PROVIDED RECORDS |

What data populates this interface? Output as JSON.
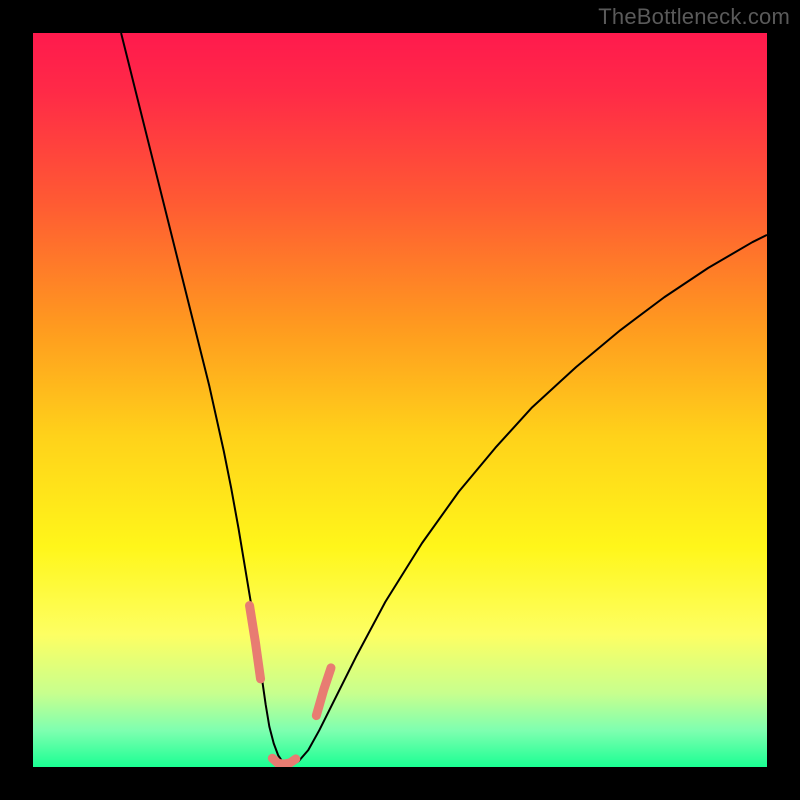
{
  "watermark": "TheBottleneck.com",
  "chart_data": {
    "type": "line",
    "title": "",
    "xlabel": "",
    "ylabel": "",
    "xlim": [
      0,
      100
    ],
    "ylim": [
      0,
      100
    ],
    "background_gradient": {
      "stops": [
        {
          "offset": 0.0,
          "color": "#ff1a4d"
        },
        {
          "offset": 0.08,
          "color": "#ff2a47"
        },
        {
          "offset": 0.23,
          "color": "#ff5a33"
        },
        {
          "offset": 0.4,
          "color": "#ff9a1f"
        },
        {
          "offset": 0.55,
          "color": "#ffd21a"
        },
        {
          "offset": 0.7,
          "color": "#fff61a"
        },
        {
          "offset": 0.82,
          "color": "#fdff63"
        },
        {
          "offset": 0.9,
          "color": "#c7ff8e"
        },
        {
          "offset": 0.95,
          "color": "#7fffb0"
        },
        {
          "offset": 1.0,
          "color": "#1aff93"
        }
      ]
    },
    "series": [
      {
        "name": "black-curve",
        "color": "#000000",
        "stroke_width": 2,
        "x": [
          12.0,
          14.0,
          16.0,
          18.0,
          20.0,
          22.0,
          24.0,
          26.0,
          27.0,
          28.0,
          29.0,
          30.0,
          30.6,
          31.2,
          31.7,
          32.2,
          32.8,
          33.4,
          34.0,
          34.6,
          35.3,
          36.2,
          37.5,
          39.0,
          41.0,
          44.0,
          48.0,
          53.0,
          58.0,
          63.0,
          68.0,
          74.0,
          80.0,
          86.0,
          92.0,
          98.0,
          100.0
        ],
        "y": [
          100.0,
          92.0,
          84.0,
          76.0,
          68.0,
          60.0,
          52.0,
          43.0,
          38.0,
          32.5,
          26.5,
          20.5,
          16.0,
          12.0,
          8.5,
          5.5,
          3.2,
          1.6,
          0.7,
          0.3,
          0.35,
          0.8,
          2.3,
          5.0,
          9.0,
          15.0,
          22.5,
          30.5,
          37.5,
          43.5,
          49.0,
          54.5,
          59.5,
          64.0,
          68.0,
          71.5,
          72.5
        ]
      },
      {
        "name": "salmon-overlay-left",
        "color": "#e87c72",
        "stroke_width": 9,
        "cap": "round",
        "x": [
          29.5,
          30.3,
          31.0
        ],
        "y": [
          22.0,
          17.0,
          12.0
        ]
      },
      {
        "name": "salmon-overlay-floor",
        "color": "#e87c72",
        "stroke_width": 9,
        "cap": "round",
        "x": [
          32.6,
          33.4,
          34.2,
          35.0,
          35.8
        ],
        "y": [
          1.2,
          0.5,
          0.4,
          0.55,
          1.1
        ]
      },
      {
        "name": "salmon-overlay-right",
        "color": "#e87c72",
        "stroke_width": 9,
        "cap": "round",
        "x": [
          38.6,
          39.6,
          40.6
        ],
        "y": [
          7.0,
          10.5,
          13.5
        ]
      }
    ]
  }
}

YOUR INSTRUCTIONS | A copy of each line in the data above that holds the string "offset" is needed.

RESPONSE AREA |
          "offset": 0.0,
          "offset": 0.08,
          "offset": 0.23,
          "offset": 0.4,
          "offset": 0.55,
          "offset": 0.7,
          "offset": 0.82,
          "offset": 0.9,
          "offset": 0.95,
          "offset": 1.0,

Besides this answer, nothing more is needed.